The British became involved in the war with the fear that the expansion of French influence on the European continent would affect Hanover. George II, who was king of England and elector of Hanover, led an army that defeated the French forces at Dettingen in June 1743, but the threat of an army led by Charles Edward Stuart, who was attempting to restore the Stuart dynasty to the throne of England, forced the British to recall a significant portion of their army back to England in 1745.

The invasion failed as Charles could not acquire enough support from the English population, forcing him to give up his march on the English capital.

The remains of the Stuart army were smashed by the duke of Cumberland at Culloden Moor in April 1746. Despite this success by the English at home, the recall of a major portion of the English army allowed the French to capture the Austrian Netherlands.

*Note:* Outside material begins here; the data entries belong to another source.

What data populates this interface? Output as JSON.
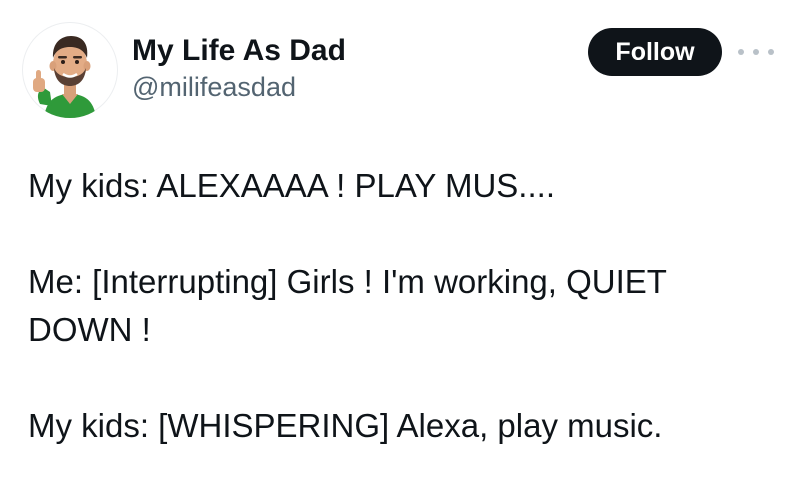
{
  "author": {
    "display_name": "My Life As Dad",
    "handle": "@milifeasdad",
    "avatar_icon": "bitmoji-dad-avatar-icon"
  },
  "actions": {
    "follow_label": "Follow",
    "more_icon": "more-horizontal-icon"
  },
  "tweet": {
    "line1": "My kids: ALEXAAAA ! PLAY MUS....",
    "line2": "Me: [Interrupting] Girls ! I'm working, QUIET",
    "line3": "DOWN !",
    "line4": "My kids: [WHISPERING] Alexa, play music."
  },
  "colors": {
    "text": "#0f1419",
    "secondary_text": "#536471",
    "follow_bg": "#0f1419",
    "follow_text": "#ffffff",
    "avatar_shirt": "#2f9a3a"
  }
}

The war was also fought outside the European continent as the French and British combated with each other for a stronger position on the Indian subcontinent and in North America.

The French were able to launch a successful offensive against the British in India by capturing Madras from the British. The British were able to gain some ground on the French in North America as a coordinated attack by colonists from New England and the Royal Navy captured the French fortress of Louisburg.

The Treaty of Aix-la-Chapelle, which was signed in 1748, forced England to relinquish control of the fortress of Louisburg in Nova Scotia to the French and in exchange, the French returned the Austrian Netherlands to Austria and Madras to the English. Spain and Piedmont-Sardinia each gained territory as the Spanish acquired Parma, and Piedmont-Sardinia acquired some territory in Milan.

The War of the Austrian Succession was an important step in turning Prussia into a strong European power for the acquisition of Silesia increased the population of Prussia, provided Prussia with an abundant amount of coal and iron, and gave the Prussians a thriving textile industry.

Maria Theresa lost territory, but her husband was acknowledged by the German princes as the Emperor of the Holy Roman Empire. Maria spent the rest of her reign attempting to reacquire Silesia from Frederick the Great as she centralized the Austrian administration and undertook reforms in the Austrian army and economic base to accomplish this goal.